        Gum Arabic. Take gum Arabic clumps and dissolve in hot water, then strain through a fine mesh to remove impurities. (Since it's a tree sap, it might contain dirt, etc.)

        Egg yolk. Break the egg and remove the egg white. Carefully hold the egg yolk in one hand and gently pinch the yolk sack between your fingers. Use a sharp knife to cut into the sack and pour the yolk into a container. This needs to be used quickly because it can't be reconstituted once it separates.


The following recipes for making a gum Arabic solution and glair are taken from the book The Art of Limning:


To make gum water to temper colors withal. Take clean water and do it in a vessel and put thereto a portion of gum Arabic and let it stand until the gum be well dissolved and molten in the water, but look it not be over thick of gum then will the color fade and fall off, therefore keep a mean and temper your colors therewith such as it serves best.

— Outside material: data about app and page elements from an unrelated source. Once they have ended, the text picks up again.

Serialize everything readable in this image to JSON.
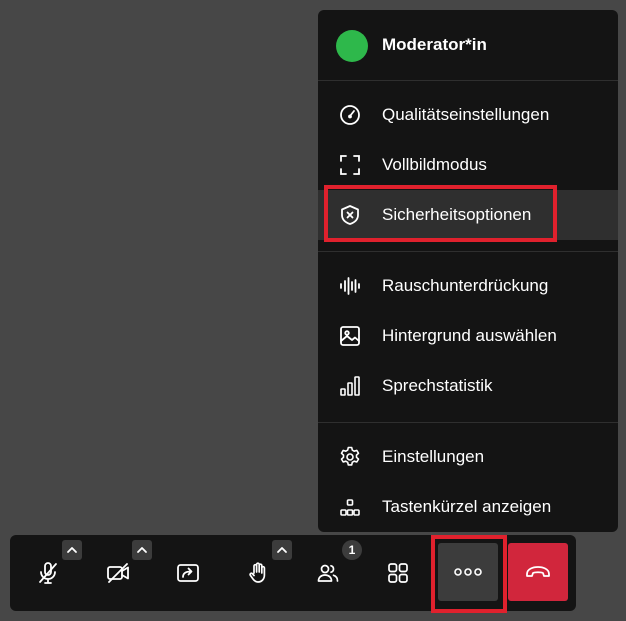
{
  "menu": {
    "header": {
      "name": "Moderator*in",
      "status_color": "#2eb84b"
    },
    "items": [
      {
        "label": "Qualitätseinstellungen",
        "icon": "gauge-icon"
      },
      {
        "label": "Vollbildmodus",
        "icon": "fullscreen-icon"
      },
      {
        "label": "Sicherheitsoptionen",
        "icon": "shield-icon",
        "highlighted": true
      },
      {
        "label": "Rauschunterdrückung",
        "icon": "noise-suppression-icon"
      },
      {
        "label": "Hintergrund auswählen",
        "icon": "image-icon"
      },
      {
        "label": "Sprechstatistik",
        "icon": "bar-chart-icon"
      },
      {
        "label": "Einstellungen",
        "icon": "gear-icon"
      },
      {
        "label": "Tastenkürzel anzeigen",
        "icon": "keyboard-shortcuts-icon"
      }
    ]
  },
  "toolbar": {
    "buttons": [
      {
        "name": "microphone-muted",
        "icon": "microphone-muted-icon",
        "has_caret": true
      },
      {
        "name": "camera-off",
        "icon": "camera-off-icon",
        "has_caret": true
      },
      {
        "name": "screen-share",
        "icon": "screen-share-icon"
      },
      {
        "name": "raise-hand",
        "icon": "hand-icon",
        "has_caret": true
      },
      {
        "name": "participants",
        "icon": "participants-icon",
        "badge": "1"
      },
      {
        "name": "tile-view",
        "icon": "tile-view-icon"
      },
      {
        "name": "more-actions",
        "icon": "more-dots-icon",
        "active": true
      },
      {
        "name": "hang-up",
        "icon": "hang-up-icon",
        "color": "#d1263c"
      }
    ]
  },
  "colors": {
    "background": "#474747",
    "panel": "#141414",
    "highlight": "#2f2f2f",
    "annotation_red": "#e0212d"
  }
}
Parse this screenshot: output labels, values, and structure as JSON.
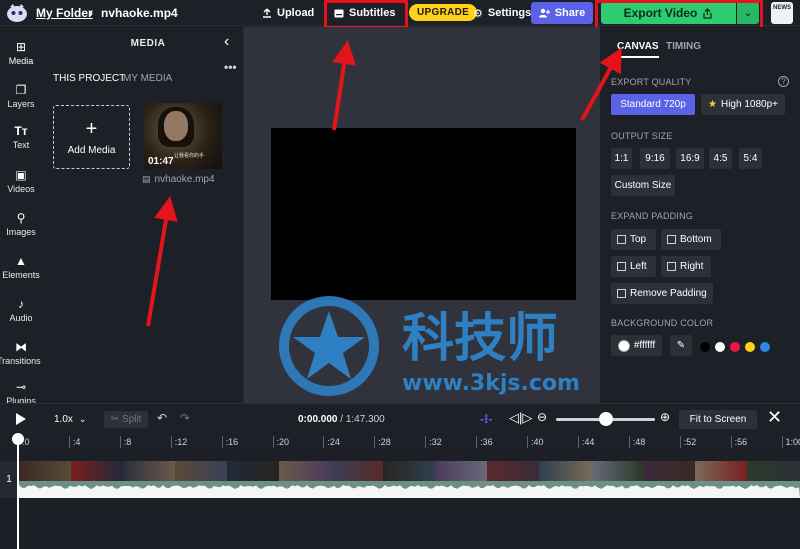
{
  "header": {
    "folder": "My Folder",
    "separator": "›",
    "file_name": "nvhaoke.mp4",
    "upload_label": "Upload",
    "subtitles_label": "Subtitles",
    "upgrade_label": "UPGRADE",
    "settings_label": "Settings",
    "share_label": "Share",
    "export_label": "Export Video",
    "news_label": "NEWS"
  },
  "rail": {
    "items": [
      {
        "label": "Media",
        "icon": "media-icon"
      },
      {
        "label": "Layers",
        "icon": "layers-icon"
      },
      {
        "label": "Text",
        "icon": "text-icon"
      },
      {
        "label": "Videos",
        "icon": "videos-icon"
      },
      {
        "label": "Images",
        "icon": "images-icon"
      },
      {
        "label": "Elements",
        "icon": "elements-icon"
      },
      {
        "label": "Audio",
        "icon": "audio-icon"
      },
      {
        "label": "Transitions",
        "icon": "transitions-icon"
      },
      {
        "label": "Plugins",
        "icon": "plugins-icon"
      }
    ]
  },
  "media": {
    "title": "MEDIA",
    "tab_project": "THIS PROJECT",
    "tab_my_media": "MY MEDIA",
    "add_label": "Add Media",
    "item": {
      "duration": "01:47",
      "name": "nvhaoke.mp4",
      "subtitle_text": "让我看你的手"
    }
  },
  "watermark": {
    "cn": "科技师",
    "url": "www.3kjs.com"
  },
  "right_panel": {
    "tab_canvas": "CANVAS",
    "tab_timing": "TIMING",
    "export_quality_label": "EXPORT QUALITY",
    "quality_standard": "Standard 720p",
    "quality_high": "High 1080p+",
    "output_size_label": "OUTPUT SIZE",
    "sizes": [
      "1:1",
      "9:16",
      "16:9",
      "4:5",
      "5:4"
    ],
    "custom_size": "Custom Size",
    "expand_padding_label": "EXPAND PADDING",
    "pad_top": "Top",
    "pad_bottom": "Bottom",
    "pad_left": "Left",
    "pad_right": "Right",
    "pad_remove": "Remove Padding",
    "background_color_label": "BACKGROUND COLOR",
    "background_value": "#ffffff",
    "swatches": [
      "#000000",
      "#ffffff",
      "#e8174a",
      "#f7d31a",
      "#2f86e6"
    ]
  },
  "timeline": {
    "speed": "1.0x",
    "split_label": "Split",
    "time_current": "0:00.000",
    "time_total": "/ 1:47.300",
    "zoom_level": 0.5,
    "fit_label": "Fit to Screen",
    "track_number": "1",
    "ticks": [
      ":0",
      ":4",
      ":8",
      ":12",
      ":16",
      ":20",
      ":24",
      ":28",
      ":32",
      ":36",
      ":40",
      ":44",
      ":48",
      ":52",
      ":56",
      "1:00"
    ]
  }
}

Note the best gum is clear and brittle that in stamping it, it becomes powder easily without cleaving together.

To make glair for like purpose. Take the white of new laid eggs, as many as you think good, and strain them through a linen cloth to take out the cock treadings, then put them in a dish and ring them through a sponge or a white woolen cloth until they be as thin as water, then wash the sponge or cloth and dry it. And put the glair to {thuse} aforesaid in a stone pot or a glass fast stopped and spend it as soon as you can, for it will not keep above three days, but it will have an ill favor, except they be ordered as follows.


Gum Arabic might, after a time, grow some mold, but this does not effect its usability. Glair will eventually start to rot unless preservatives such as arsenic, clove or vinegar are added to the mix.